Since 2015, we’ve increased our water quality monitoring and research efforts so that we can better understand the main causes of the poor water quality and explore new solutions. So far we’ve found that:

  • Ruminant animals (cows, sheep, deer or goats) are the main source of faecal bacteria in the Kaiate Stream.
  • Birds are also a source of bacteria at some Kaiate Stream locations, probably as a result of nesting and feeding activity above the Falls.
  • Bacteria are entering the Kaiate stream from a number of different tributaries, including one with extensive forest cover, in an unpredictable manner.
  • The largest contribution of the bacterial load is coming from the upper catchment which includes the Otawera Stream, Owairoa Stream and a small unnamed tributary.
  • Other water quality and ecological health indicators such as temperature, nitrate and ammonia levels in Kaiate Stream are good compared to national and regional guidelines.
  • Summer monitoring results show that E.coli bacteria levels improved from 2007 until 2014-15, but unsafe levels have been regularly in the Kaiate Stream each summer since then.
  • So far this summer (2022-2023) E. coli bacteria levels are lower but it is too soon to know if we’ve fixed the problem. We need to look at all the data at the end of the summer monitoring season to see how much change there has been.  
  • There needs to be consistent low E. coli levels over a number of summer seasons to know we have fixed the problem and remove any health warnings.

More information

You can see the latest swimming water quality results for Kaiate Falls and other locations throughout the region at and results from recent catchment water quality sampling in the dashboard below. See below for additional resources and recent scientific reports.

Landowners can take action now.
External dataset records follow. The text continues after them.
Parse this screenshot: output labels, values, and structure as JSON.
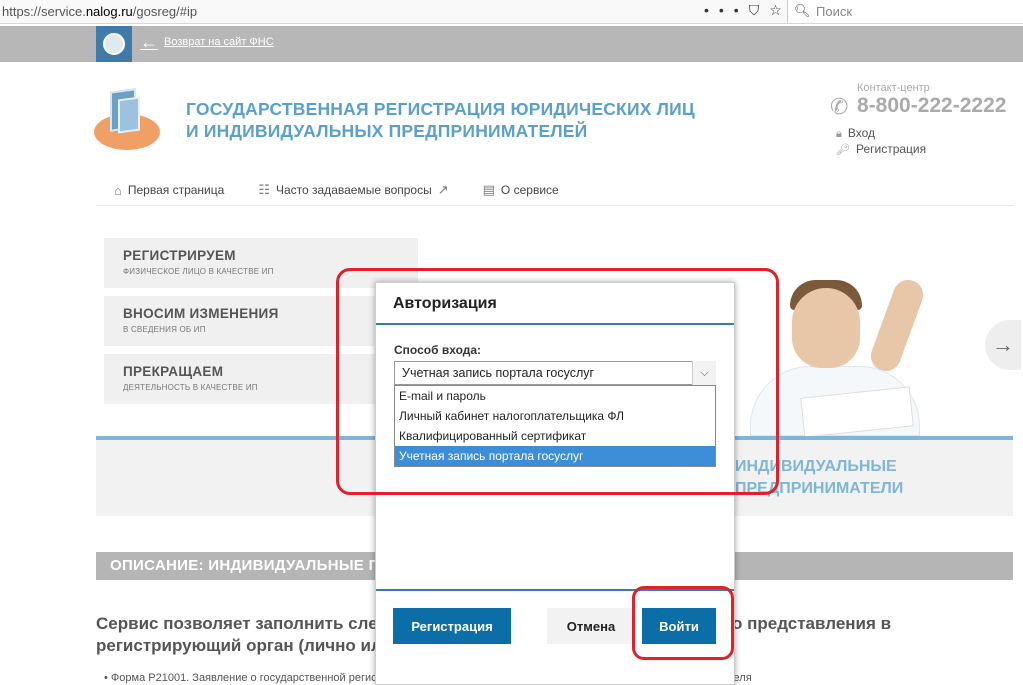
{
  "browser": {
    "url_prefix": "https://service.",
    "url_domain": "nalog.ru",
    "url_suffix": "/gosreg/#ip",
    "search_placeholder": "Поиск",
    "icons": [
      "more-dots-icon",
      "pocket-icon",
      "bookmark-star-icon",
      "search-icon"
    ]
  },
  "topbar": {
    "back_link": "Возврат на сайт ФНС"
  },
  "header": {
    "title_line1": "ГОСУДАРСТВЕННАЯ РЕГИСТРАЦИЯ ЮРИДИЧЕСКИХ ЛИЦ",
    "title_line2": "И ИНДИВИДУАЛЬНЫХ ПРЕДПРИНИМАТЕЛЕЙ",
    "contact_label": "Контакт-центр",
    "phone": "8-800-222-2222",
    "login_link": "Вход",
    "register_link": "Регистрация"
  },
  "nav": {
    "items": [
      {
        "label": "Первая страница",
        "icon": "home-icon"
      },
      {
        "label": "Часто задаваемые вопросы",
        "icon": "faq-icon"
      },
      {
        "label": "О сервисе",
        "icon": "info-doc-icon"
      }
    ]
  },
  "menu": [
    {
      "title": "РЕГИСТРИРУЕМ",
      "subtitle": "ФИЗИЧЕСКОЕ ЛИЦО В КАЧЕСТВЕ ИП"
    },
    {
      "title": "ВНОСИМ ИЗМЕНЕНИЯ",
      "subtitle": "В СВЕДЕНИЯ ОБ ИП"
    },
    {
      "title": "ПРЕКРАЩАЕМ",
      "subtitle": "ДЕЯТЕЛЬНОСТЬ В КАЧЕСТВЕ ИП"
    }
  ],
  "banner": {
    "title_line1": "ИНДИВИДУАЛЬНЫЕ",
    "title_line2": "ПРЕДПРИНИМАТЕЛИ"
  },
  "description": {
    "bar_title": "ОПИСАНИЕ: ИНДИВИДУАЛЬНЫЕ ПРЕДПРИНИМАТЕЛИ",
    "text_line1_start": "Сервис позволяет заполнить сле",
    "text_line1_end": "о представления в",
    "text_line2_start": "регистрирующий орган (лично ил",
    "bullet": "Форма Р21001. Заявление о государственной регистрации физического лица в качестве индивидуального предпринимателя"
  },
  "modal": {
    "title": "Авторизация",
    "field_label": "Способ входа:",
    "selected_value": "Учетная запись портала госуслуг",
    "options": [
      "E-mail и пароль",
      "Личный кабинет налогоплательщика ФЛ",
      "Квалифицированный сертификат",
      "Учетная запись портала госуслуг"
    ],
    "selected_index": 3,
    "btn_register": "Регистрация",
    "btn_cancel": "Отмена",
    "btn_login": "Войти"
  },
  "colors": {
    "accent_blue": "#0c6ea6",
    "title_blue": "#5ba0cd",
    "annotation_red": "#e0202a",
    "selected_option": "#3d8ed6"
  }
}
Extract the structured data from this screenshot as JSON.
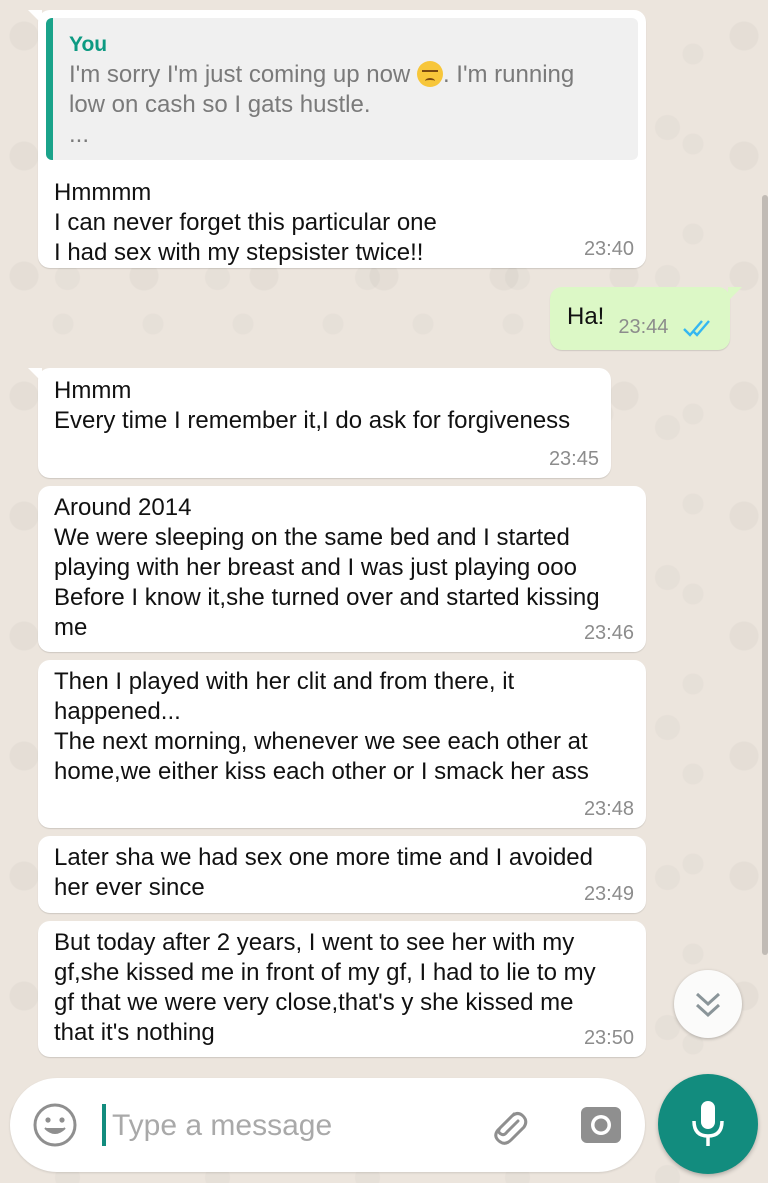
{
  "messages": [
    {
      "quote": {
        "sender": "You",
        "text_before_emoji": "I'm sorry I'm just coming up now ",
        "emoji": "pensive-face-emoji",
        "text_after_emoji": ". I'm running\nlow on cash so I gats hustle.\n..."
      },
      "text": "Hmmmm\nI can never forget this particular one\nI had sex with my stepsister twice!!",
      "time": "23:40"
    },
    {
      "text": "Ha!",
      "time": "23:44",
      "status": "double-tick-read-icon"
    },
    {
      "text": "Hmmm\nEvery time I remember it,I do ask for forgiveness",
      "time": "23:45"
    },
    {
      "text": "Around 2014\nWe were sleeping on the same bed and I started\nplaying with her breast and I was just playing ooo\nBefore I know it,she turned over and started kissing\nme",
      "time": "23:46"
    },
    {
      "text": "Then I played with her clit and from there, it\nhappened...\nThe next morning, whenever we see each other at\nhome,we either kiss each other or I smack her ass",
      "time": "23:48"
    },
    {
      "text": "Later sha we had sex one more time and I avoided\nher ever since",
      "time": "23:49"
    },
    {
      "text": "But today after 2 years, I went to see her with my\ngf,she kissed me in front of my gf, I had to lie to my\ngf that we were very close,that's y she kissed me\nthat it's nothing",
      "time": "23:50"
    }
  ],
  "input": {
    "placeholder": "Type a message",
    "value": ""
  },
  "icons": {
    "emoji": "smiley-icon",
    "attach": "paperclip-icon",
    "camera": "camera-icon",
    "mic": "microphone-icon",
    "scroll_down": "chevron-double-down-icon"
  },
  "colors": {
    "incoming_bubble": "#ffffff",
    "outgoing_bubble": "#dcf8c6",
    "accent": "#128c7e",
    "read_ticks": "#34b7f1",
    "wallpaper": "#ece5dd"
  }
}
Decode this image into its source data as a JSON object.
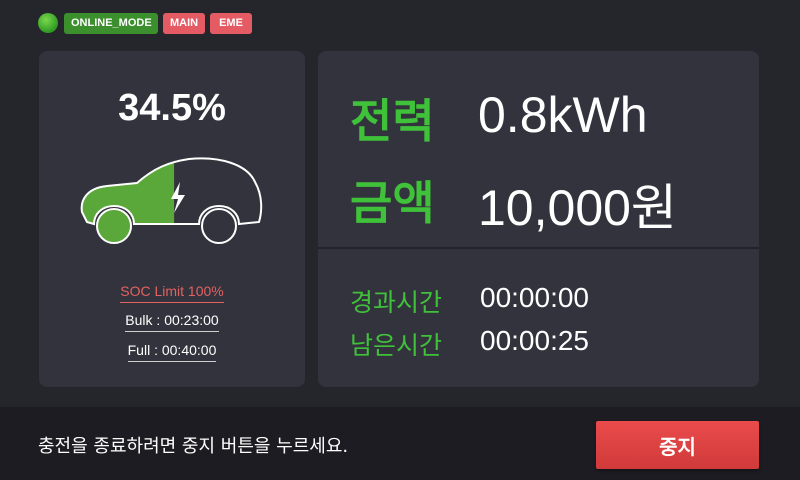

Regional Council offers practical advice and funding subsidies to help landowners complete works that can improve water quality as well as land and business productivity.

Funded works can include fencing, planting, nutrient budgeting, farm planning, detention bunds, treatment wetlands and many other activities. 

Keep in touch

Please contact us if you have question or would like to find out how you can get involved:

Hayden Schick, Bay of Plenty Regional Council Land Management Officer
Ph: 0800 884 880


Scheme news and updates

Kaiate Falls planting
3 YEARS AGO Improving fresh water quality one native plant at a time

The first of more than 60,000 native plants have gone in the ground on properties which sit above the Kaiate Falls, to help improve water quality and increase biodiversity in the Waitao catchment.

The plantings are the first of many, resulting from the nearly $1.5 million successfully secured by Bay of Plenty Regional Council through the Government’s One Billion Trees funding in August.

Read more.